Lew Alicock, 31, was charged by a state grand jury Tuesday and was arrested today in Woodbridge. He is being held at Middlesex County Jail. The indictment charged him with two counts of second-degree insurance fraud, Two counts of third-degree theft by deception, one count of third-degree attempted theft by deception and third-degree forgery.
According to the indictment, on May 24, 2013, Alicock called Pacific Specialty Insurance Company to report parts of his Yamaha stolen. Alicock allegedly claimed that he was out of town for work and had left the motorcycle at his mother’s residence in Irvington. He allegedly told the representative that he had just returned from the work trip to discover the theft of parts. On July 23, 2013, Pacific issued a check to Alicock for $5,512.96, which Alicock cashed the check at his bank. Alicock was able to cash out the full amount from his checking account. On August 12, 2013 Alicock allegedly called Pacific and asked for the $5,512.96 check to be reissued to himself and the repair shop.
Pacific then ordered a stop on the check with the bank, but Alicock no longer had sufficient funds in his accounts. Because Alicock was deficient, the bank closed all of his accounts. The bank repaid Pacific the full amount, but was only able to recover a portion by “clawing back” his other accounts. Alicock still owed the bank approximately $3,039.81. The financial institution later used a collection agency to recover approximately $1,535.00 from Alicock.
On September 3, 2013, Pacific reissued the check to Alicock and the repair shop. Alicock cashed the second check with a different bank. It is alleged that the second check had his signature, as well as a fraudulent signature that Alicock had scribbled.
In March, OIFP questioned the manager of the shop who revealed that Alicock came to the shop on May 24, 2013 and asked the mechanic to take parts off his bike. The removed parts included fairings and the slip over the exhaust, according to the repair shop manager. In his insurance filings, Alicock had reported both parts among those stolen. The manager further stated that Alicock returned on May 28, 2013 and paid for the removal and put the bike parts in his car. Two days later, he returned and had the mechanic put those parts back on the bike.

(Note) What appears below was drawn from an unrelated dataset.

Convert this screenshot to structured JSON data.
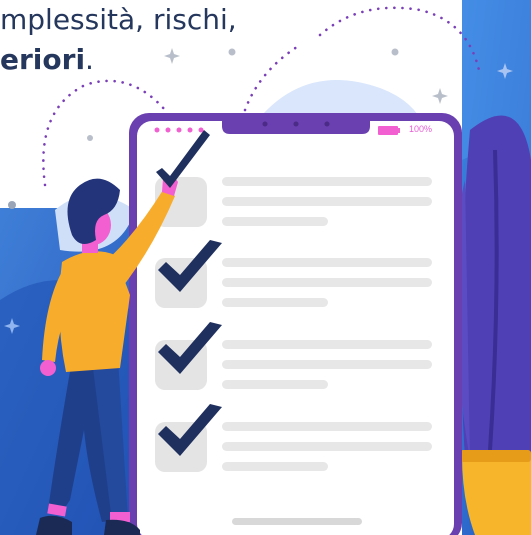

Alicock allegedly tried the scam again November 2013, this time attempting to defraud another insurance company by claiming that his motorcycle had been stripped of several parts while being housed in Newark. In this instance, Alicock allegedly requested a payout of $5,900, but the insurer, Rider Insurance, did not approve the claim. OIFP obtained service records from the same repair shop, which show Alicock requested several parts be taken off his vehicle the same day his claim was filed with Rider.
The indictment is merely an accusation and the defendants are presumed innocent until proven guilty. Second-degree crimes carry a maximum sentence of 10 years in state prison and a criminal fine of up to $150,000, while third-degree crimes carry a maximum sentence of five years in state prison and a criminal fine of up to $15,000.
Deputy Attorney General Colin Keiffer presented the case to the grand jury. Detectives Kristi Procaccino and Megan Flanagan coordinated the investigation with assistance from Detective Sargent Jarek Pyrzanowski, Detective Kahlil McGrady, Detective Ron Allen and Analysts Chris Runkle and Terry Worthington. Acting Insurance Fraud Prosecutor Ronald Chillemi thanked Woodbridge Police Department for assisting with the arrest.
Acting Insurance Fraud Prosecutor Chillemi noted that some important cases have started with anonymous tips. People who are concerned about insurance cheating and have information about a fraud can report it anonymously by calling the toll‑free hotline at 1‑877‑55‑FRAUD, or visiting the Web site at www.NJInsurancefraud.org. State regulations permit a reward to be paid to an eligible person who provides information that leads to an arrest, prosecution and conviction for insurance fraud.